▸ Dataset extract:
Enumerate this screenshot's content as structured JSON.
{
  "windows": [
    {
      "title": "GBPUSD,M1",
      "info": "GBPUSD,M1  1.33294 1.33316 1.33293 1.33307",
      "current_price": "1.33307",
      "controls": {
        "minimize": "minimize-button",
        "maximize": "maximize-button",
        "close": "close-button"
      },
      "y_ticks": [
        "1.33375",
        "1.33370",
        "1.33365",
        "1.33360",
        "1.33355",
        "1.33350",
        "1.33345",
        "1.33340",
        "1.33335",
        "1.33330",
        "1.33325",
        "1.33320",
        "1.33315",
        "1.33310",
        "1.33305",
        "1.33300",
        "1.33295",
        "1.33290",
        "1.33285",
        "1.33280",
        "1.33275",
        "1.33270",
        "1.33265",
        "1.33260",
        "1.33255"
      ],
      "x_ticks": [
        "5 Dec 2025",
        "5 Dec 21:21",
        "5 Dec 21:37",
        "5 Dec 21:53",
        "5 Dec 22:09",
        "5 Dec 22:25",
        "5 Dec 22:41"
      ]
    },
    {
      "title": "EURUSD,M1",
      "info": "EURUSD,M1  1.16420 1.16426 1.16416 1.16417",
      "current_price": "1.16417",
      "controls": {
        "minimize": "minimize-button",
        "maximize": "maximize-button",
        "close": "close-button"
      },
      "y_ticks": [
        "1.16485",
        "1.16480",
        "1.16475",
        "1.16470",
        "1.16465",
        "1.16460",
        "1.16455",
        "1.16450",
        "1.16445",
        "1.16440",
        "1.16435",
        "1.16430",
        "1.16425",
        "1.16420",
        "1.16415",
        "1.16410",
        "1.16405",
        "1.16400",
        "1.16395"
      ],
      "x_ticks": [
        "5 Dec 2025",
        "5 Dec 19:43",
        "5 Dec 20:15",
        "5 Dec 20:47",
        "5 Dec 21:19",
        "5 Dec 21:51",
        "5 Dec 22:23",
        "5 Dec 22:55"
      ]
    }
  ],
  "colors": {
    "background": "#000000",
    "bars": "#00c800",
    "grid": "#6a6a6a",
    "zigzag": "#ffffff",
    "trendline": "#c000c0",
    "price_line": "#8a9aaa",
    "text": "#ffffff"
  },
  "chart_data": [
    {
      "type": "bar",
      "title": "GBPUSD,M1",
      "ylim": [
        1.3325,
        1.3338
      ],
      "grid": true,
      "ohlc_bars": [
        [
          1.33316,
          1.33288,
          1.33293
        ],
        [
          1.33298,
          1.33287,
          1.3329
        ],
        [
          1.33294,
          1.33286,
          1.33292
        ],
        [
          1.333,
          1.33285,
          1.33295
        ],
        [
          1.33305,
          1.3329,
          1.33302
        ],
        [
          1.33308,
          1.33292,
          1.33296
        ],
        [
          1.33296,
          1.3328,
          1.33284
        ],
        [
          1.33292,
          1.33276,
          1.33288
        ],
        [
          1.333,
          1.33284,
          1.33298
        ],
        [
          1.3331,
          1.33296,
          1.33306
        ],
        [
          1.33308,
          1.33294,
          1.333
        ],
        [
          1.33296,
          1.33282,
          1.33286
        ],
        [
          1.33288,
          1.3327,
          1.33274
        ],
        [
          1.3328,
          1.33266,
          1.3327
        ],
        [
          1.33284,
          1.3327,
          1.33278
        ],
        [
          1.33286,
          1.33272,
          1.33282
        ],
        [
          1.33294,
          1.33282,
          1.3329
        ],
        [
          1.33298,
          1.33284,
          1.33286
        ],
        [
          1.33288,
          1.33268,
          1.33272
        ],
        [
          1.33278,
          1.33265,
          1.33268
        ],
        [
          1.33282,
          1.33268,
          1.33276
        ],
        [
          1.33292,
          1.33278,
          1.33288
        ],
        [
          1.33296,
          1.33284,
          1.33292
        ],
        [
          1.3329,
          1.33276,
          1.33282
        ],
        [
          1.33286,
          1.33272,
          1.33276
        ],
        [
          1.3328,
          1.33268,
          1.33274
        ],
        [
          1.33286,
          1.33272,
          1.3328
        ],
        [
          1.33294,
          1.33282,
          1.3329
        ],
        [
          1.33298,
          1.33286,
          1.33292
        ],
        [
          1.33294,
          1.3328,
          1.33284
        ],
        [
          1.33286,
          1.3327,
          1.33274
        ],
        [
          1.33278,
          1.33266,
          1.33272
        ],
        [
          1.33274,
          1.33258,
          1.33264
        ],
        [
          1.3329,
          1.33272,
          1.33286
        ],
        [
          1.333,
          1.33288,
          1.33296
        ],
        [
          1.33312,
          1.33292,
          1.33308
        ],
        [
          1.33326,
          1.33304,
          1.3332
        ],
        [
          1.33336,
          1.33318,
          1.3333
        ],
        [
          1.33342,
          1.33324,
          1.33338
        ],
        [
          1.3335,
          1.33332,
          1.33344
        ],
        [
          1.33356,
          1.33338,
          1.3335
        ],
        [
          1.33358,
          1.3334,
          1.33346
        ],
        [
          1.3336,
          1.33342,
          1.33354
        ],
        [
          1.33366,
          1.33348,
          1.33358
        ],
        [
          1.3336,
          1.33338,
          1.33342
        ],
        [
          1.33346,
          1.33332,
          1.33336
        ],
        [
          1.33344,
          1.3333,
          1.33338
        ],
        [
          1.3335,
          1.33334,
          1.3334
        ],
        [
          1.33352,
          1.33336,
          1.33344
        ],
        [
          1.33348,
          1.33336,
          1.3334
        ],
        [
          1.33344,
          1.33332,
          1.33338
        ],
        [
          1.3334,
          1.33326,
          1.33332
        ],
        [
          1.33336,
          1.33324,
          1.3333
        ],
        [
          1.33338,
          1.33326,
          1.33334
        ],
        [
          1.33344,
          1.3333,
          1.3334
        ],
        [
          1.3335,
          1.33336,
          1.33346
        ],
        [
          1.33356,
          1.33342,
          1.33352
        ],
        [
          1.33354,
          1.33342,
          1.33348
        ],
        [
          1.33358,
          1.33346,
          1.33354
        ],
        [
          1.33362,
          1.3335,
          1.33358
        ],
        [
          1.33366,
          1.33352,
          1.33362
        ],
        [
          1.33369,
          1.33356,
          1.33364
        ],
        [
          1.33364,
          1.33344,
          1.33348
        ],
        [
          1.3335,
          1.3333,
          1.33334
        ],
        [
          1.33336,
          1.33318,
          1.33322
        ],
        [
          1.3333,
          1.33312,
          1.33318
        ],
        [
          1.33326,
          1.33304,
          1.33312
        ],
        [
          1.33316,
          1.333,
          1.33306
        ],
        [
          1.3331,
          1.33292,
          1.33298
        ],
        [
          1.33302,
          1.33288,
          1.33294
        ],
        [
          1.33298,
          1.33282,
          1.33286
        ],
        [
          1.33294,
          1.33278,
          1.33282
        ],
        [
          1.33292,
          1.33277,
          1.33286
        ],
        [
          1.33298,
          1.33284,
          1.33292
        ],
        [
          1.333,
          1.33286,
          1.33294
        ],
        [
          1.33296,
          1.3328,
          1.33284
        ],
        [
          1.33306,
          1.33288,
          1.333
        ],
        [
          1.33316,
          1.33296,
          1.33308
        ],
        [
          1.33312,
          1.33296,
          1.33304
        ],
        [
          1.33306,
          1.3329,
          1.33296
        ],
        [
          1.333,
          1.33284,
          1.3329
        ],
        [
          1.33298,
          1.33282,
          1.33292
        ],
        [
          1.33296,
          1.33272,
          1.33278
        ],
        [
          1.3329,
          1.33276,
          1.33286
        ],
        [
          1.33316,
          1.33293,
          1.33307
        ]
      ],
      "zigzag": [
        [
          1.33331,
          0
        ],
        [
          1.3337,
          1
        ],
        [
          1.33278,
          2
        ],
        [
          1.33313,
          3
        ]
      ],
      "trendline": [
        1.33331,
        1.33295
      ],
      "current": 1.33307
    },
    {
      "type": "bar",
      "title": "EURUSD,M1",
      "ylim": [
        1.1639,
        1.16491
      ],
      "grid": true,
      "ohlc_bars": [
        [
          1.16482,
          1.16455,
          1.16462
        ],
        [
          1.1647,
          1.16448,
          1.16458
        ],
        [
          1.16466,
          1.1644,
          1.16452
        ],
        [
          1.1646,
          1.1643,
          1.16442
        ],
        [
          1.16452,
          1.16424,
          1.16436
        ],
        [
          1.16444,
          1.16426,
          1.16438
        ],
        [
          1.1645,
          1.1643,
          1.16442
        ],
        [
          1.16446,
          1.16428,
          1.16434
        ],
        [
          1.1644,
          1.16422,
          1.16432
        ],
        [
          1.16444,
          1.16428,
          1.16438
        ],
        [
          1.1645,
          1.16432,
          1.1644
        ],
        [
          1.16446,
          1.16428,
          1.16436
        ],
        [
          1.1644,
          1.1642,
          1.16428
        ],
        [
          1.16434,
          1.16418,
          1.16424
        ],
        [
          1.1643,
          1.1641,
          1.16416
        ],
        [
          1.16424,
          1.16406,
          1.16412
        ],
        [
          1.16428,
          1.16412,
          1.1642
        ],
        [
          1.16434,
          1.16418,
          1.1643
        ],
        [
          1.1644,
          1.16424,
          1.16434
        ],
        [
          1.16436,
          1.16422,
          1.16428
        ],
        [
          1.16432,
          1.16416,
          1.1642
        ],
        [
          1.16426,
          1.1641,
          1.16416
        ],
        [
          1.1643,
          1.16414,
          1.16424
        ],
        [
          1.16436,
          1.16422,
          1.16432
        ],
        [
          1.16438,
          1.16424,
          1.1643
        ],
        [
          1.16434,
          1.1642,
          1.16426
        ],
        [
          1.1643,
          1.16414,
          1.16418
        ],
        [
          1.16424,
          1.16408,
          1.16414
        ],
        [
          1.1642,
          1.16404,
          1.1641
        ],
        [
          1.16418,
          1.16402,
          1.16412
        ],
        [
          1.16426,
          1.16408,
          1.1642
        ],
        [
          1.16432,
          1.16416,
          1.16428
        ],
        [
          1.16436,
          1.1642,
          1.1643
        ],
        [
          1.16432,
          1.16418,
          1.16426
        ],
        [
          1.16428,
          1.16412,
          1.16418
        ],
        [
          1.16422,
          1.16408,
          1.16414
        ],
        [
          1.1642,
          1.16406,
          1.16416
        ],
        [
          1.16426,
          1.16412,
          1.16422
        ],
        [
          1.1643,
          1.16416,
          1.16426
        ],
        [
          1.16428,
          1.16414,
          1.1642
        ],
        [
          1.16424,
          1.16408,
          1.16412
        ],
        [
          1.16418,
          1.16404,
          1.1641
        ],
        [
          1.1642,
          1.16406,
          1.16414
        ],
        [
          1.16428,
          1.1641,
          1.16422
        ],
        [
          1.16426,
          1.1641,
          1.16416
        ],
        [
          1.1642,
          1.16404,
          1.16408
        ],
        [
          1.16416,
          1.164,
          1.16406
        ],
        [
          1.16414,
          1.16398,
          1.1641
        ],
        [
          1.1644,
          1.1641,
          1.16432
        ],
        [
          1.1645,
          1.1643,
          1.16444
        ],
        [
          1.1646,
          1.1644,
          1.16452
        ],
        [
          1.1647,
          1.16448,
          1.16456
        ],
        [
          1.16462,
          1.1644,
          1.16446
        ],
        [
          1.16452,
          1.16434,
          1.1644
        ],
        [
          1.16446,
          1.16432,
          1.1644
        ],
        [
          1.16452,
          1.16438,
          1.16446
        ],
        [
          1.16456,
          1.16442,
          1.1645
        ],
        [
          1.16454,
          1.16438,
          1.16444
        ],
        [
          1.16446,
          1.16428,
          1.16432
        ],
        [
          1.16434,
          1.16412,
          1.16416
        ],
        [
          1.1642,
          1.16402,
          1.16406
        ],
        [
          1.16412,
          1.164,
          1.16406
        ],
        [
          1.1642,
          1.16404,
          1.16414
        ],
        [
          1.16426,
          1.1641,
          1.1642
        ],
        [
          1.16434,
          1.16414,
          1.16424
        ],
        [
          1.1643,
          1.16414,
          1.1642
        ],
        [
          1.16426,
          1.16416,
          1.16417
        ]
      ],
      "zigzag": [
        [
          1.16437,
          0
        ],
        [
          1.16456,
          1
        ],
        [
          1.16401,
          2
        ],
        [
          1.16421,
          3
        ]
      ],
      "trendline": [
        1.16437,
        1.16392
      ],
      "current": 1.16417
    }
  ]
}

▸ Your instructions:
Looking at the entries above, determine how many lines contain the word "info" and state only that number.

▸ Completed task:
2